13. A few years later, parties were back in Court disputing their child’s primary school application. For reasons best known to her, M became extremely un-cooperative with me. She refused to provide me with the information I requested and refused to take my advice. In issue was which school to send their child to. X suggested sending the child to M’s alma mater. However, M refused solely on the basis that her alma mater was a branded school and students from branded schools turn out arrogant. Unsurprisingly, X filed an urgent application. 2 weeks before the deadline for registration, M agreed to attempt registration of the child at her alma mater upon certain conditions. We sent a proposal and X agreed, so lawyers were going to record a Consent Order at the next hearing.
14. A few days before the hearing, M suddenly said that she wanted to “fight” the hearing. Obviously, I did not agree with this. After all, we had already come to an agreement in writing. Moreover, M was intending to vary the custody order to have more time with the child in the future. If M “fought” for the sake of fighting, this would reflect badly on her in the future. Nonetheless, I said that it was my duty to follow her instructions but that my charges would be higher since she wanted to contest the matter. She refused to pay and changed lawyer. Her new lawyer told me that M said that I “refused to fight”. Last I checked, she then changed lawyers at least another time.
15. M in CASE 4 just lost the plot unfortunately. She was plainly not thinking for the child. It also did not make strategic sense to fight for the sake of fighting. Sadly, this was 1 case where I found myself conflicted between my many duties – to M, to the Court, and to a just outcome for the child.

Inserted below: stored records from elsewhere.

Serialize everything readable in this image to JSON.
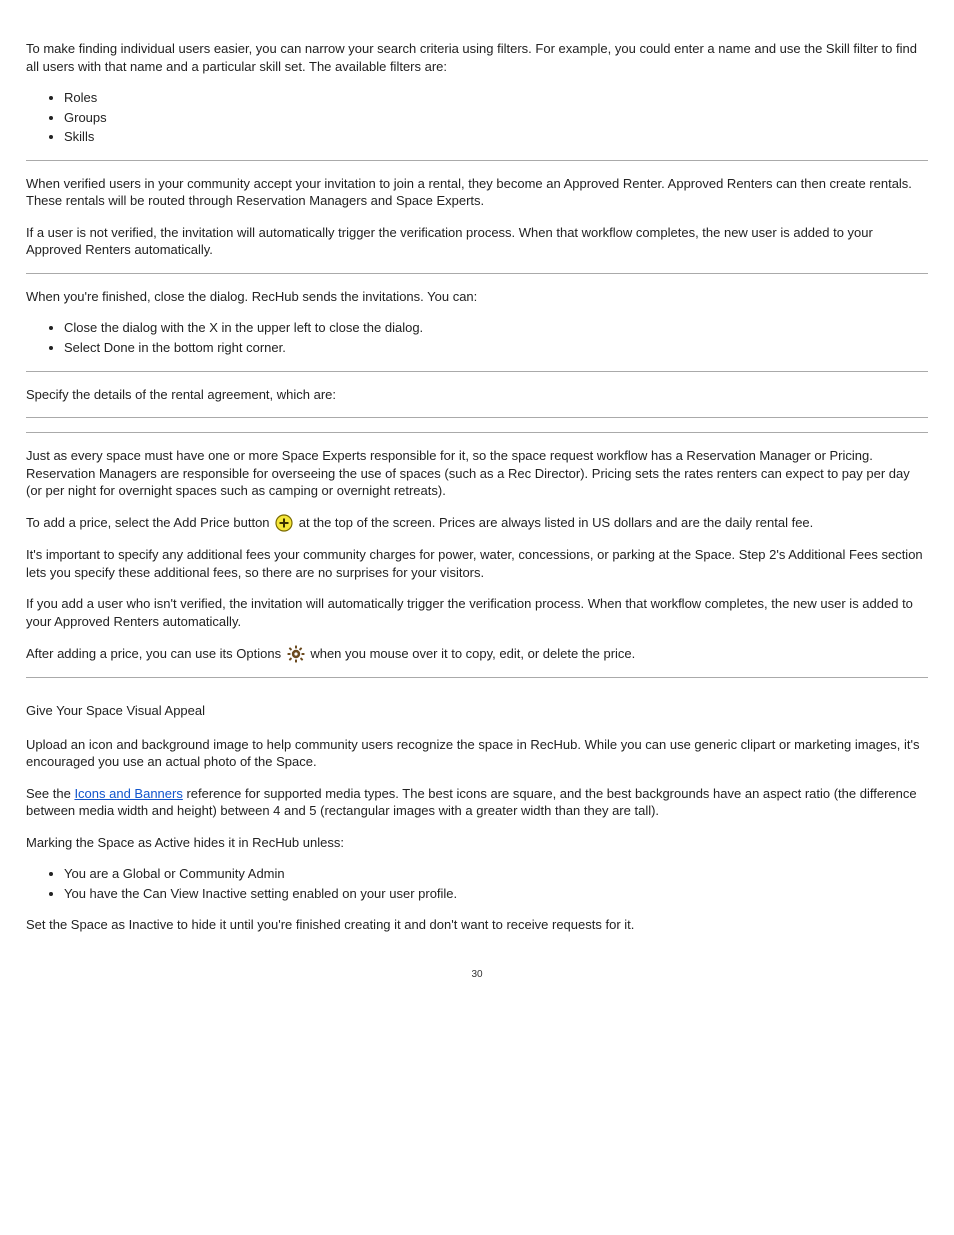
{
  "intro": {
    "p1": "To make finding individual users easier, you can narrow your search criteria using filters. For example, you could enter a name and use the Skill filter to find all users with that name and a particular skill set. The available filters are:"
  },
  "filters": {
    "items": [
      "Roles",
      "Groups",
      "Skills"
    ]
  },
  "afterFilters": {
    "p1": "When verified users in your community accept your invitation to join a rental, they become an Approved Renter. Approved Renters can then create rentals. These rentals will be routed through Reservation Managers and Space Experts.",
    "p2": "If a user is not verified, the invitation will automatically trigger the verification process. When that workflow completes, the new user is added to your Approved Renters automatically."
  },
  "closeDialog": {
    "p1": "When you're finished, close the dialog. RecHub sends the invitations. You can:"
  },
  "closeList": {
    "items": [
      "Close the dialog with the X in the upper left to close the dialog.",
      "Select Done in the bottom right corner."
    ]
  },
  "pricingEmpty": {
    "p1": "Specify the details of the rental agreement, which are:"
  },
  "pricingDetails": {
    "p1": "Just as every space must have one or more Space Experts responsible for it, so the space request workflow has a Reservation Manager or Pricing. Reservation Managers are responsible for overseeing the use of spaces (such as a Rec Director). Pricing sets the rates renters can expect to pay per day (or per night for overnight spaces such as camping or overnight retreats).",
    "p2_before_icon": "To add a price, select the Add Price button ",
    "p2_after_icon": " at the top of the screen. Prices are always listed in US dollars and are the daily rental fee.",
    "p3": "It's important to specify any additional fees your community charges for power, water, concessions, or parking at the Space. Step 2's Additional Fees section lets you specify these additional fees, so there are no surprises for your visitors.",
    "p4": "If you add a user who isn't verified, the invitation will automatically trigger the verification process. When that workflow completes, the new user is added to your Approved Renters automatically.",
    "p5_before_icon": "After adding a price, you can use its Options ",
    "p5_after_icon": " when you mouse over it to copy, edit, or delete the price."
  },
  "visual": {
    "heading": "Give Your Space Visual Appeal",
    "p1": "Upload an icon and background image to help community users recognize the space in RecHub. While you can use generic clipart or marketing images, it's encouraged you use an actual photo of the Space.",
    "link_text": "Icons and Banners",
    "p2_before_link": "See the ",
    "p2_after_link": " reference for supported media types. The best icons are square, and the best backgrounds have an aspect ratio (the difference between media width and height) between 4 and 5 (rectangular images with a greater width than they are tall).",
    "p3": "Marking the Space as Active hides it in RecHub unless:"
  },
  "visualList": {
    "items": [
      "You are a Global or Community Admin",
      "You have the Can View Inactive setting enabled on your user profile."
    ]
  },
  "final": {
    "p1": "Set the Space as Inactive to hide it until you're finished creating it and don't want to receive requests for it."
  },
  "pageNumber": "30"
}
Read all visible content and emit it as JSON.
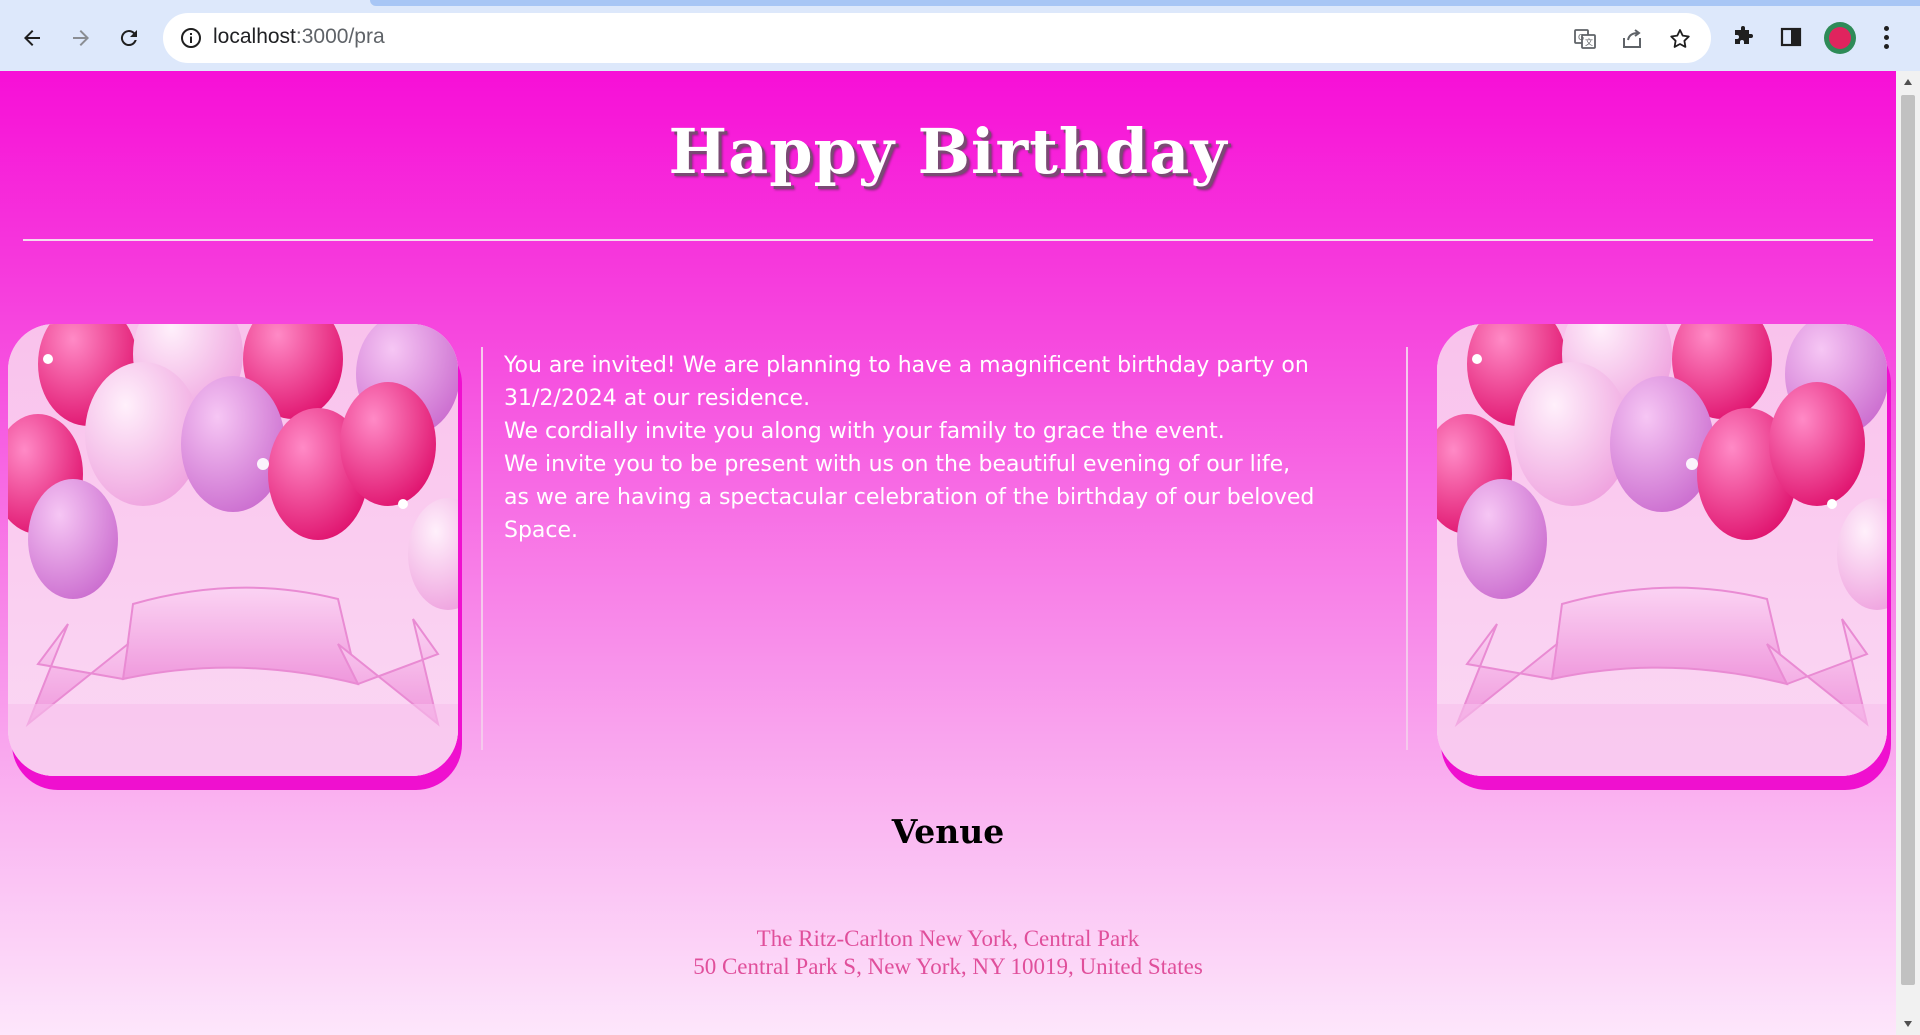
{
  "browser": {
    "url_host": "localhost",
    "url_path": ":3000/pra",
    "icons": [
      "back-icon",
      "forward-icon",
      "reload-icon",
      "info-icon",
      "translate-icon",
      "share-icon",
      "bookmark-star-icon",
      "extensions-icon",
      "side-panel-icon",
      "profile-avatar",
      "menu-icon"
    ]
  },
  "page": {
    "title": "Happy Birthday",
    "invitation_lines": [
      "You are invited! We are planning to have a magnificent birthday party on",
      "31/2/2024 at our residence.",
      "We cordially invite you along with your family to grace the event.",
      "We invite you to be present with us on the beautiful evening of our life,",
      "as we are having a spectacular celebration of the birthday of our beloved",
      "Space."
    ],
    "venue": {
      "heading": "Venue",
      "name": "The Ritz-Carlton New York, Central Park",
      "address": "50 Central Park S, New York, NY 10019, United States"
    }
  },
  "colors": {
    "background_top": "#f70fd7",
    "background_bottom": "#fde6fb",
    "venue_text": "#e04f9b",
    "photo_shadow": "#ef10cf"
  }
}
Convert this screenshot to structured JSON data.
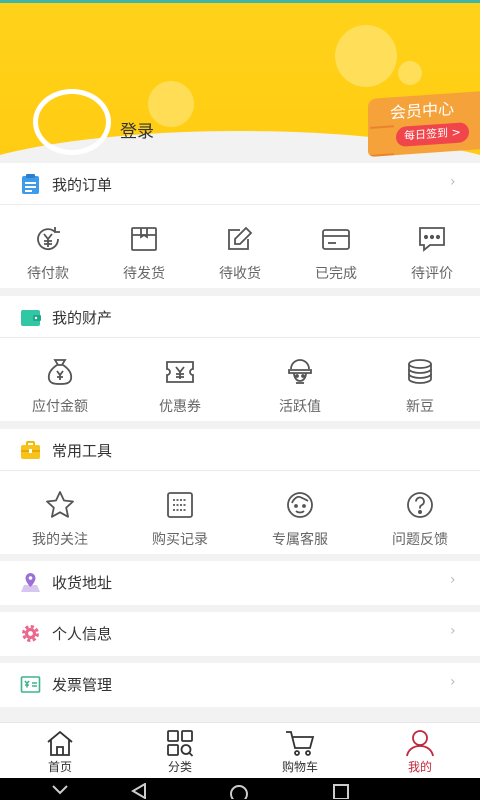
{
  "header": {
    "login_label": "登录",
    "member_center": "会员中心",
    "daily_checkin": "每日签到 >"
  },
  "orders": {
    "title": "我的订单",
    "items": [
      {
        "label": "待付款",
        "icon": "pending-payment-icon"
      },
      {
        "label": "待发货",
        "icon": "pending-shipment-icon"
      },
      {
        "label": "待收货",
        "icon": "pending-receipt-icon"
      },
      {
        "label": "已完成",
        "icon": "completed-icon"
      },
      {
        "label": "待评价",
        "icon": "pending-review-icon"
      }
    ]
  },
  "assets": {
    "title": "我的财产",
    "items": [
      {
        "label": "应付金额",
        "icon": "money-bag-icon"
      },
      {
        "label": "优惠券",
        "icon": "coupon-icon"
      },
      {
        "label": "活跃值",
        "icon": "activity-icon"
      },
      {
        "label": "新豆",
        "icon": "coins-icon"
      }
    ]
  },
  "tools": {
    "title": "常用工具",
    "items": [
      {
        "label": "我的关注",
        "icon": "star-icon"
      },
      {
        "label": "购买记录",
        "icon": "purchase-record-icon"
      },
      {
        "label": "专属客服",
        "icon": "customer-service-icon"
      },
      {
        "label": "问题反馈",
        "icon": "question-icon"
      }
    ]
  },
  "rows": {
    "address": "收货地址",
    "profile": "个人信息",
    "invoice": "发票管理"
  },
  "tabbar": {
    "home": "首页",
    "category": "分类",
    "cart": "购物车",
    "mine": "我的"
  },
  "colors": {
    "header": "#ffcc12",
    "accent": "#c0283b",
    "member_badge": "#f6a23a"
  }
}
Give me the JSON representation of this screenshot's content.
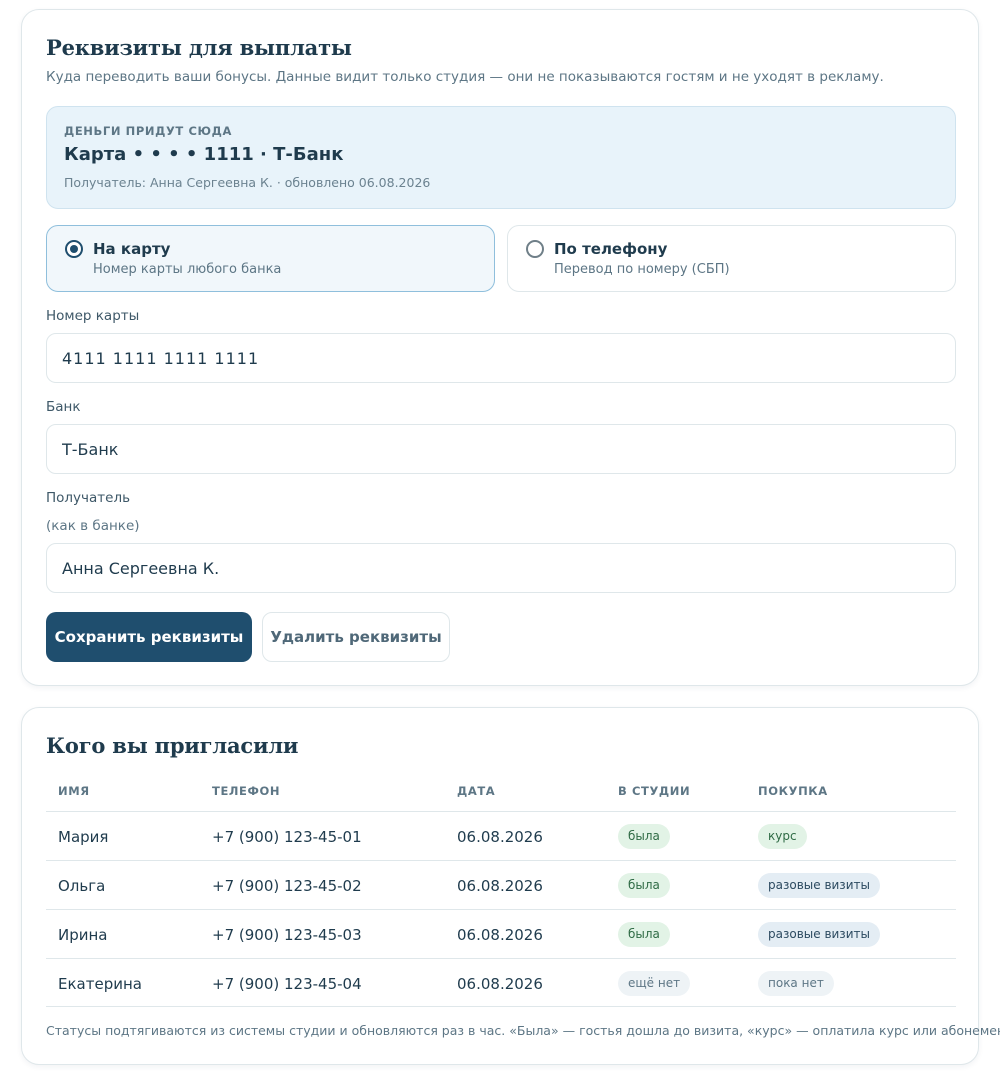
{
  "payout": {
    "title": "Реквизиты для выплаты",
    "subtitle": "Куда переводить ваши бонусы. Данные видит только студия — они не показываются гостям и не уходят в рекламу.",
    "current": {
      "caption": "ДЕНЬГИ ПРИДУТ СЮДА",
      "main": "Карта • • • • 1111 · Т-Банк",
      "meta": "Получатель: Анна Сергеевна К. · обновлено 06.08.2026"
    },
    "options": [
      {
        "label": "На карту",
        "hint": "Номер карты любого банка",
        "selected": true
      },
      {
        "label": "По телефону",
        "hint": "Перевод по номеру (СБП)",
        "selected": false
      }
    ],
    "fields": {
      "card_number": {
        "label": "Номер карты",
        "value": "4111 1111 1111 1111"
      },
      "bank": {
        "label": "Банк",
        "value": "Т-Банк"
      },
      "recipient": {
        "label": "Получатель",
        "hint": "(как в банке)",
        "value": "Анна Сергеевна К."
      }
    },
    "save_label": "Сохранить реквизиты",
    "delete_label": "Удалить реквизиты"
  },
  "invited": {
    "title": "Кого вы пригласили",
    "columns": [
      "ИМЯ",
      "ТЕЛЕФОН",
      "ДАТА",
      "В СТУДИИ",
      "ПОКУПКА"
    ],
    "rows": [
      {
        "name": "Мария",
        "phone": "+7 (900) 123-45-01",
        "date": "06.08.2026",
        "studio": "была",
        "purchase": "курс"
      },
      {
        "name": "Ольга",
        "phone": "+7 (900) 123-45-02",
        "date": "06.08.2026",
        "studio": "была",
        "purchase": "разовые визиты"
      },
      {
        "name": "Ирина",
        "phone": "+7 (900) 123-45-03",
        "date": "06.08.2026",
        "studio": "была",
        "purchase": "разовые визиты"
      },
      {
        "name": "Екатерина",
        "phone": "+7 (900) 123-45-04",
        "date": "06.08.2026",
        "studio": "ещё нет",
        "purchase": "пока нет"
      }
    ],
    "footnote": "Статусы подтягиваются из системы студии и обновляются раз в час. «Была» — гостья дошла до визита, «курс» — оплатила курс или абонемент."
  },
  "colors": {
    "accent": "#1f4e6e",
    "info_bg": "#e8f3fa",
    "status_green_bg": "#e2f3e6",
    "status_blue_bg": "#e4edf4"
  }
}
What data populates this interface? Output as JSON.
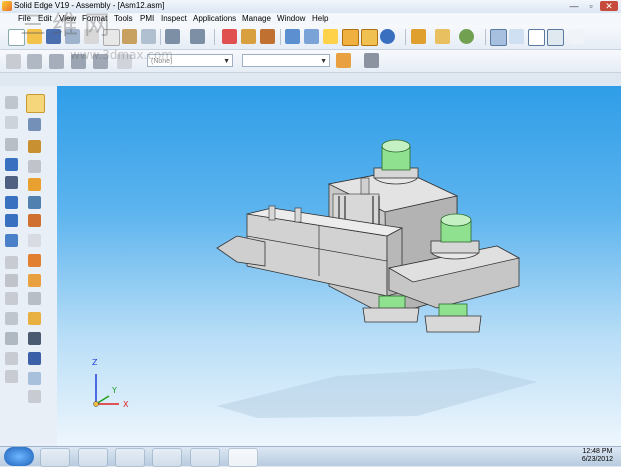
{
  "window": {
    "title": "Solid Edge V19 - Assembly - [Asm12.asm]",
    "controls": [
      "—",
      "▫",
      "✕"
    ]
  },
  "menu": [
    "File",
    "Edit",
    "View",
    "Format",
    "Tools",
    "PMI",
    "Inspect",
    "Applications",
    "Manage",
    "Window",
    "Help"
  ],
  "toolbar2": {
    "layer_combo_value": "(None)",
    "style_combo_value": ""
  },
  "watermark": {
    "text": "三维网",
    "url": "www.3dmax.com"
  },
  "triad": {
    "x_label": "X",
    "y_label": "Y",
    "z_label": "Z"
  },
  "taskbar": {
    "time": "12:48 PM",
    "date": "6/23/2012"
  },
  "colors": {
    "viewport_top": "#2f9de8",
    "viewport_bottom": "#eef6fd",
    "part_gray": "#c9c9c9",
    "bushing_green": "#8fe08f",
    "axis_x": "#e02020",
    "axis_y": "#20a020",
    "axis_z": "#2040e0"
  }
}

C. Case 5: Of Egos and Calculated Decisions
16. CASE 5 was nothing flash. I acted for the mother (“M”) in a financially lopsided marriage. Her soon-to-be-ex-husband (“X”) kept beating his chest from the outset, saying that he would “fight” for the care of the children. But we knew that he wanted to get a quick divorce to marry his mistress. X offered a large sum of money (by any standards) but on the condition that M gave up care of the children to X. M did not have the resources to contest the care of the children, and she told me that X had no real interest in the children but just wanted to exert power over her.
17. We called X’s bluff by accepting his offer. It was a calculated decision. The analogy I used with M was this – X and her were pulling on a rope in opposite directions, so X could either continue pulling, or let go. M let go and X fell flat on his back. He paid M, and right on cue as predicted, X kept sending the children back to M shortly after the divorce. X’s ego drove him to threaten to “fight” for the children with no real intention to have their care. When he realized that he wanted out of the marriage sooner rather than later (to be with his mistress), he made an offer which was more generous than he wanted to make, yet still insisted on imposing a condition involving the care of the children. In the end, it was X’s ego that gave M a good outcome.